Pressing as you stitch gives a garment a professional finish and pressing should be done as each seam or area is completed so the next stage lies well. Use a temperature to suit your fabric. Pressing is to place the hot iron on the fabric and hold or ’press’ into place. Ironing is moving the iron backwards and forwards to remove creases.
A method of sewing two layers of fabric by hand or machine with a layer of wadding in between. Used to hold the layers together and also for decoration.
The cut edge of fabric that is not stitched or finished in any way.
Right side (RS)
The side of the fabric with the design on it, also called the ‘public’side. For a plain fabric, the right side is usually a little brighter or shiner. side.

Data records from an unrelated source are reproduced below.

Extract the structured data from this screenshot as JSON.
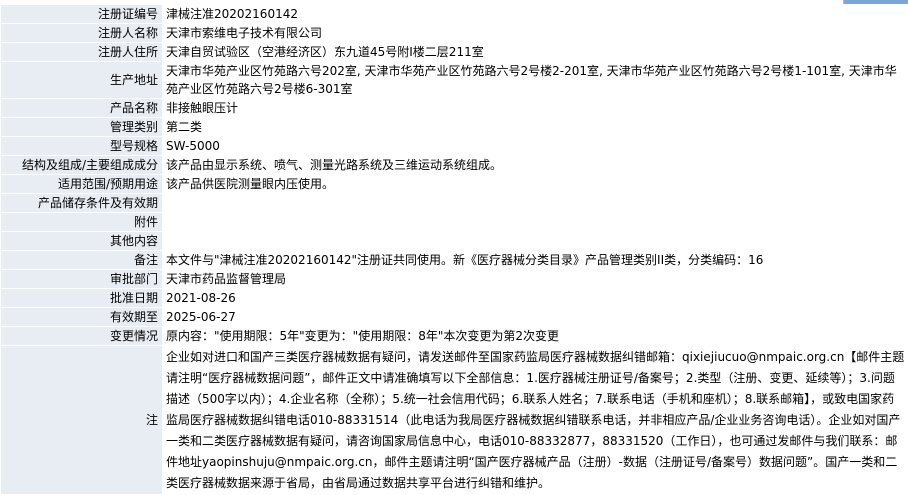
{
  "window": {
    "topbar_accent": "#7da6d6"
  },
  "colors": {
    "label_bg": "#e8edf4",
    "value_bg": "#ffffff",
    "border": "#ffffff"
  },
  "rows": [
    {
      "label": "注册证编号",
      "value": "津械注准20202160142"
    },
    {
      "label": "注册人名称",
      "value": "天津市索维电子技术有限公司"
    },
    {
      "label": "注册人住所",
      "value": "天津自贸试验区（空港经济区）东九道45号附I楼二层211室"
    },
    {
      "label": "生产地址",
      "value": "天津市华苑产业区竹苑路六号202室, 天津市华苑产业区竹苑路六号2号楼2-201室, 天津市华苑产业区竹苑路六号2号楼1-101室, 天津市华苑产业区竹苑路六号2号楼6-301室"
    },
    {
      "label": "产品名称",
      "value": "非接触眼压计"
    },
    {
      "label": "管理类别",
      "value": "第二类"
    },
    {
      "label": "型号规格",
      "value": "SW-5000"
    },
    {
      "label": "结构及组成/主要组成成分",
      "value": "该产品由显示系统、喷气、测量光路系统及三维运动系统组成。"
    },
    {
      "label": "适用范围/预期用途",
      "value": "该产品供医院测量眼内压使用。"
    },
    {
      "label": "产品储存条件及有效期",
      "value": ""
    },
    {
      "label": "附件",
      "value": ""
    },
    {
      "label": "其他内容",
      "value": ""
    },
    {
      "label": "备注",
      "value": "本文件与\"津械注准20202160142\"注册证共同使用。新《医疗器械分类目录》产品管理类别II类，分类编码：16"
    },
    {
      "label": "审批部门",
      "value": "天津市药品监督管理局"
    },
    {
      "label": "批准日期",
      "value": "2021-08-26"
    },
    {
      "label": "有效期至",
      "value": "2025-06-27"
    },
    {
      "label": "变更情况",
      "value": "原内容：\"使用期限：5年\"变更为：\"使用期限：8年\"本次变更为第2次变更"
    }
  ],
  "note": {
    "label": "注",
    "text": "企业如对进口和国产三类医疗器械数据有疑问，请发送邮件至国家药监局医疗器械数据纠错邮箱：qixiejiucuo@nmpaic.org.cn【邮件主题请注明“医疗器械数据问题”，邮件正文中请准确填写以下全部信息：1.医疗器械注册证号/备案号；2.类型（注册、变更、延续等）；3.问题描述（500字以内）；4.企业名称（全称）；5.统一社会信用代码；6.联系人姓名；7.联系电话（手机和座机）；8.联系邮箱】，或致电国家药监局医疗器械数据纠错电话010-88331514（此电话为我局医疗器械数据纠错联系电话，并非相应产品/企业业务咨询电话）。企业如对国产一类和二类医疗器械数据有疑问，请咨询国家局信息中心，电话010-88332877，88331520（工作日），也可通过发邮件与我们联系：邮件地址yaopinshuju@nmpaic.org.cn，邮件主题请注明“国产医疗器械产品（注册）-数据（注册证号/备案号）数据问题”。国产一类和二类医疗器械数据来源于省局，由省局通过数据共享平台进行纠错和维护。"
  }
}
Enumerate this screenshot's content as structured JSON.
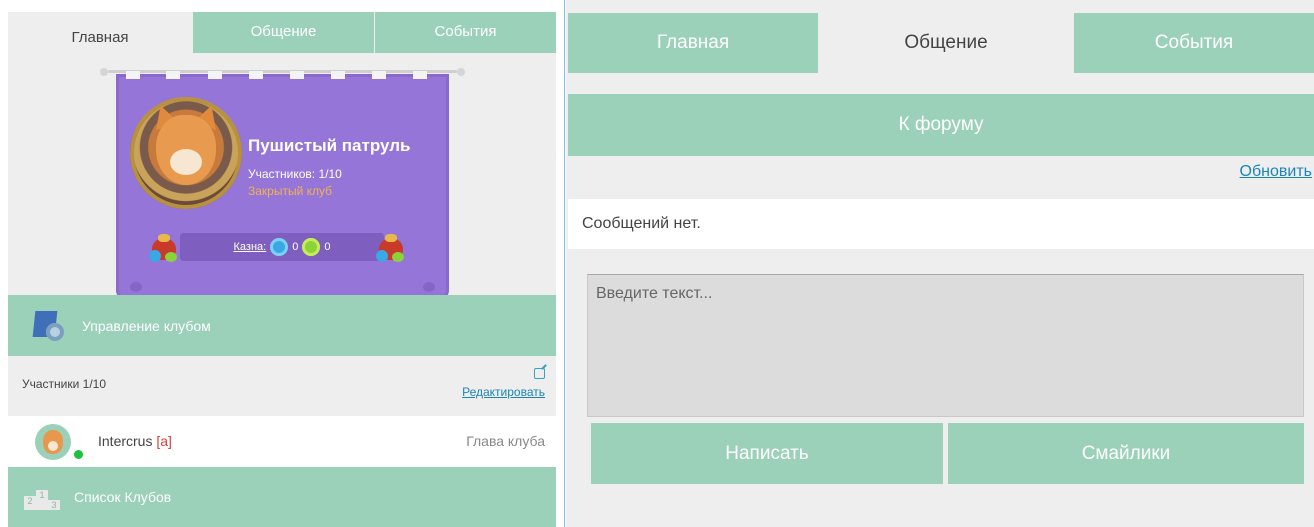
{
  "left": {
    "tabs": [
      {
        "label": "Главная",
        "active": true
      },
      {
        "label": "Общение",
        "active": false
      },
      {
        "label": "События",
        "active": false
      }
    ],
    "club": {
      "name": "Пушистый патруль",
      "members_text": "Участников: 1/10",
      "type_text": "Закрытый клуб",
      "treasury_label": "Казна:",
      "treasury_blue": "0",
      "treasury_green": "0"
    },
    "manage_label": "Управление клубом",
    "members_title": "Участники 1/10",
    "edit_label": "Редактировать",
    "member": {
      "name": "Intercrus",
      "tag": "[a]",
      "role": "Глава клуба",
      "online": true
    },
    "club_list_label": "Список Клубов"
  },
  "right": {
    "tabs": [
      {
        "label": "Главная",
        "active": false
      },
      {
        "label": "Общение",
        "active": true
      },
      {
        "label": "События",
        "active": false
      }
    ],
    "forum_button": "К форуму",
    "refresh_link": "Обновить",
    "no_messages": "Сообщений нет.",
    "input_placeholder": "Введите текст...",
    "send_button": "Написать",
    "smiles_button": "Смайлики"
  },
  "colors": {
    "accent_green": "#9bd1b9",
    "banner_purple": "#9575d8",
    "link_blue": "#1a85b8",
    "closed_orange": "#f2b24e",
    "online_green": "#1dc23a",
    "tag_red": "#d8403a"
  },
  "icons": [
    "club-emblem-icon",
    "coin-blue-icon",
    "coin-green-icon",
    "money-bag-icon",
    "club-management-icon",
    "edit-icon",
    "podium-icon",
    "avatar-icon"
  ]
}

If you can’t deicded which is which then label it so you always use the same side as the right side.
The fabric between the raw or cut edge of the fabric and the seam is called the seam allowance. Patterns state the seam allowance to be used which is mostly commonly 1.5cm (5⁄8in) for dressmaking but can vary. Allow use the correct seam allowance for a perfect finish. These are marked on the sewing machine to help keep the fabric straight whilst stitching.
The finished woven edge of fabric which often has the fabric name printed along one selvedge. The grain runs parallel to this and the bias diagonally. Called selvage in the US.

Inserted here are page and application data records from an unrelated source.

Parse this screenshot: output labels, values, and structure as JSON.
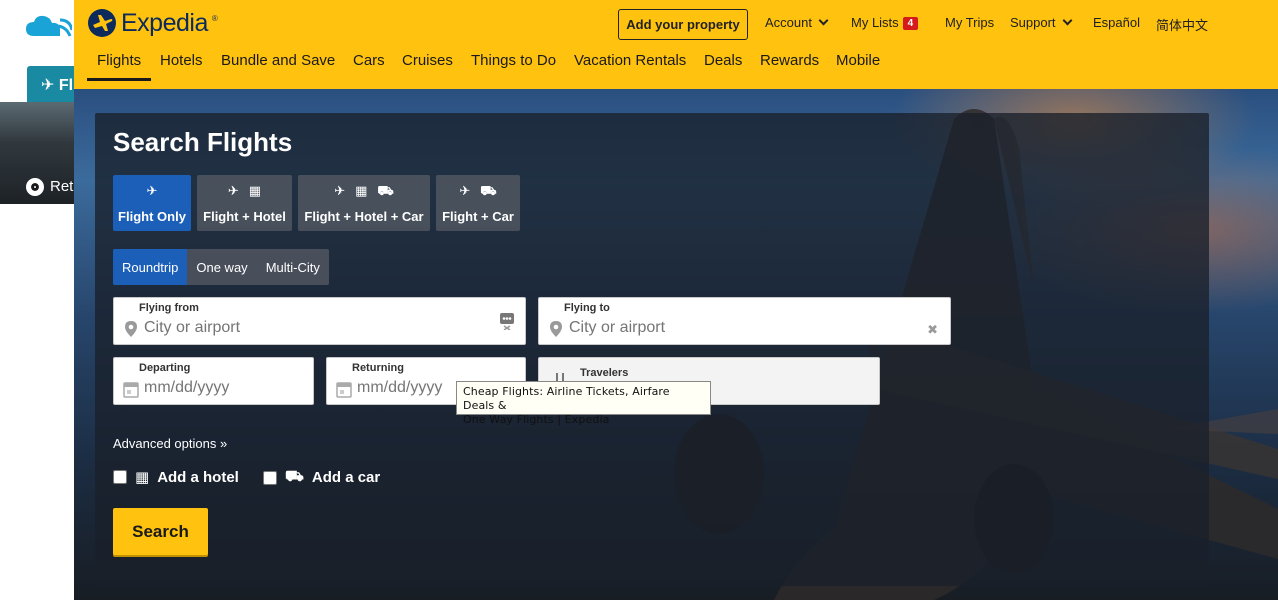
{
  "bg_window": {
    "tab_label": "Fl",
    "radio_label": "Ret"
  },
  "header": {
    "logo_text": "Expedia",
    "logo_tm": "®",
    "add_property": "Add your property",
    "account": "Account",
    "my_lists": "My Lists",
    "my_lists_count": "4",
    "my_trips": "My Trips",
    "support": "Support",
    "lang_es": "Español",
    "lang_zh": "简体中文"
  },
  "nav": {
    "items": [
      "Flights",
      "Hotels",
      "Bundle and Save",
      "Cars",
      "Cruises",
      "Things to Do",
      "Vacation Rentals",
      "Deals",
      "Rewards",
      "Mobile"
    ],
    "active": "Flights"
  },
  "search": {
    "title": "Search Flights",
    "product_tabs": [
      "Flight Only",
      "Flight + Hotel",
      "Flight + Hotel + Car",
      "Flight + Car"
    ],
    "active_product": "Flight Only",
    "trip_tabs": [
      "Roundtrip",
      "One way",
      "Multi-City"
    ],
    "active_trip": "Roundtrip",
    "flying_from": {
      "label": "Flying from",
      "placeholder": "City or airport"
    },
    "flying_to": {
      "label": "Flying to",
      "placeholder": "City or airport"
    },
    "departing": {
      "label": "Departing",
      "placeholder": "mm/dd/yyyy"
    },
    "returning": {
      "label": "Returning",
      "placeholder": "mm/dd/yyyy"
    },
    "travelers": {
      "label": "Travelers"
    },
    "advanced_options": "Advanced options »",
    "add_hotel": "Add a hotel",
    "add_car": "Add a car",
    "search_button": "Search"
  },
  "tooltip": {
    "line1": "Cheap Flights: Airline Tickets, Airfare Deals &",
    "line2": "One Way Flights | Expedia"
  },
  "colors": {
    "brand_yellow": "#ffc20e",
    "active_blue": "#1b5fb8",
    "logo_navy": "#0c2a5b",
    "badge_red": "#d41a1a",
    "bg_tab_teal": "#1a8aa3"
  }
}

Often used in hems or for closing a turning gap this is design to be invisible from both sides. Small, neat almost invisible stitches are worked into the fold of the fabric with a fabric thread caught on the other side.

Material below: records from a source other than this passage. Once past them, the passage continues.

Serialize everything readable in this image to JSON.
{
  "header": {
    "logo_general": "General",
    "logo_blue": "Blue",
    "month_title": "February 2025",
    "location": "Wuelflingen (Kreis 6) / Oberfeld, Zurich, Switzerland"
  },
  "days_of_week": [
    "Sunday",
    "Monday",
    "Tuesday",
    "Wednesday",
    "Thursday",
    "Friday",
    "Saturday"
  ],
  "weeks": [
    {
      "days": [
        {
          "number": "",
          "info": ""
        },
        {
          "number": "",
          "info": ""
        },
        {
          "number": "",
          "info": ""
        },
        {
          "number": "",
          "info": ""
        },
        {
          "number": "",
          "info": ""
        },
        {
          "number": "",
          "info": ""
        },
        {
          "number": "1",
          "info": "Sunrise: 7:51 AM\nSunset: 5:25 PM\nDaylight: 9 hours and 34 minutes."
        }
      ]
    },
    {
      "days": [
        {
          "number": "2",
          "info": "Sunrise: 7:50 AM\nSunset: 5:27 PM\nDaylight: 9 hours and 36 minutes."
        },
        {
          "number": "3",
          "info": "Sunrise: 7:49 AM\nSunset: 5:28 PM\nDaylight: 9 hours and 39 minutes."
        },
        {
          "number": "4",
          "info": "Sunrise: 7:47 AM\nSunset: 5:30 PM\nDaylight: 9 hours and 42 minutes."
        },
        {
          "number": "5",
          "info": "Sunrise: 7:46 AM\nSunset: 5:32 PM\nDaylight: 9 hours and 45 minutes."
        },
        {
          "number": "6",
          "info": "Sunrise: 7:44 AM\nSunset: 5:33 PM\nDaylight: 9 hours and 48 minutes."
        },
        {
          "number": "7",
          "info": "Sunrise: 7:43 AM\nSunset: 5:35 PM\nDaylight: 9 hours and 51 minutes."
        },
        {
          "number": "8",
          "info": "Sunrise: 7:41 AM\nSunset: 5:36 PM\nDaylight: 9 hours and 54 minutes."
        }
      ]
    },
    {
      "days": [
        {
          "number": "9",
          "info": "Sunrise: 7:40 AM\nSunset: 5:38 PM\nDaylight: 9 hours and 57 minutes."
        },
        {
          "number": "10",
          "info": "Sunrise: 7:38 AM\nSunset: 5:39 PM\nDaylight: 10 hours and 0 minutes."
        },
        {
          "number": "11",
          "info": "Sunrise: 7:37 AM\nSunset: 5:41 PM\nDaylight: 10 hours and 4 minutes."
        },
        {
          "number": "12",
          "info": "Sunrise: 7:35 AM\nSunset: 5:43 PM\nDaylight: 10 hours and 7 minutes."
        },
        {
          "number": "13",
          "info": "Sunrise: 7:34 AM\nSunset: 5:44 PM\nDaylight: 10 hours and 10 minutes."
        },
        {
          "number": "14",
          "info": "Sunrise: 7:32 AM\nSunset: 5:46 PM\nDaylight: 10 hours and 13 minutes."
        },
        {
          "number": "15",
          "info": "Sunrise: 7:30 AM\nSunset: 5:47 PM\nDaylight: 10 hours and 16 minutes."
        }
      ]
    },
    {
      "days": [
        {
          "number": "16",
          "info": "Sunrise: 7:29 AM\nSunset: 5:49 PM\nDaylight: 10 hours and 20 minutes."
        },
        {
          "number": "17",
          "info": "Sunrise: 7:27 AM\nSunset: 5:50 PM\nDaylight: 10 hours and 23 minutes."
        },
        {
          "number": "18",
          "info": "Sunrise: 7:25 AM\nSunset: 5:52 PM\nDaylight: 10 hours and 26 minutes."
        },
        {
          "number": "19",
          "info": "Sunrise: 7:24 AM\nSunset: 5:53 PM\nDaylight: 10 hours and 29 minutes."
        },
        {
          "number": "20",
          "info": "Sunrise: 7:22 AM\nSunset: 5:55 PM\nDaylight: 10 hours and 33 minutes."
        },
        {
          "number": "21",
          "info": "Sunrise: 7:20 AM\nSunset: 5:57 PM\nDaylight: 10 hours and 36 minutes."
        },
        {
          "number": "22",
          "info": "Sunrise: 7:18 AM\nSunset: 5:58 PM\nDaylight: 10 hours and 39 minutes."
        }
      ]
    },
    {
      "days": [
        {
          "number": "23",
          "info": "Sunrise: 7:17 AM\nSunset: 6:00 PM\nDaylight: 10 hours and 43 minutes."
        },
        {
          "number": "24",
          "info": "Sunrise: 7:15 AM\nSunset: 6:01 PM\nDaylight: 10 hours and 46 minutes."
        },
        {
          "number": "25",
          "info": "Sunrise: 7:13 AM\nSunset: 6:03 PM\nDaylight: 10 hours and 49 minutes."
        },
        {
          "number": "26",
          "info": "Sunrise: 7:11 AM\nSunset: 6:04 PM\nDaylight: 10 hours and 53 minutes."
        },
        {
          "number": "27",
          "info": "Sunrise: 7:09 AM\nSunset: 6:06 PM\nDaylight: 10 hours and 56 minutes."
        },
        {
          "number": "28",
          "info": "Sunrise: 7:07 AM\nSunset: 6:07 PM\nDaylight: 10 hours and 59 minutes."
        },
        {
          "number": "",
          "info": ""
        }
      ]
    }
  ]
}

A line of regular machine stitching usually worked 3mm (1⁄8in) inside the seam line used to stabilise curved edges in particular, to stop them stretching out of shape. This is worked before the permanent stitching then curves can be clipped up to the staystitching if required
A line of temporary stitching used to hold fabric pieces together before machine sewing. These are removed once the permanent stitching is complete. Known as basting in the U.S.
This refers to the pressure being placed on the needle and bobbin thread by the sewing machine. The thread tension and the bobbin tension needs to be set correctly following the sewing machine manual for neat and even stitches. Higher specification models will set the correct tension for you.
A test garment, often made from muslin or calico to check the fit or test a pattern before the real fabric is used. Known as a muslin in the U.S.
A line of stitching worked in the same way as edgestitching but usually 5mm (1.4in) from the folded or seam edge. Used to neaten the fabric edge, to hold the seam in place and as decorative finish.
A line of machine stitching worked through the facing and seam allowance 3mm (1⁄8in) from the seam, to keep the facing rolling to the outside of the garment.
The stitching line will not be not visible on the outside.
Wrong side (WS)
The side of the fabric without the design on it. For a plain fabric, the wrong side is usually a little duller or faded. side.
A sewing machine stitch, which is mainly used for neatening raw edges and also ideal for stretch fabrics as the stitch is slightly elastic. The length and width of it can be altered on the machine and is a decorative stitch which is often used in applique. A satin stitch can be worked using a stitch length of zero.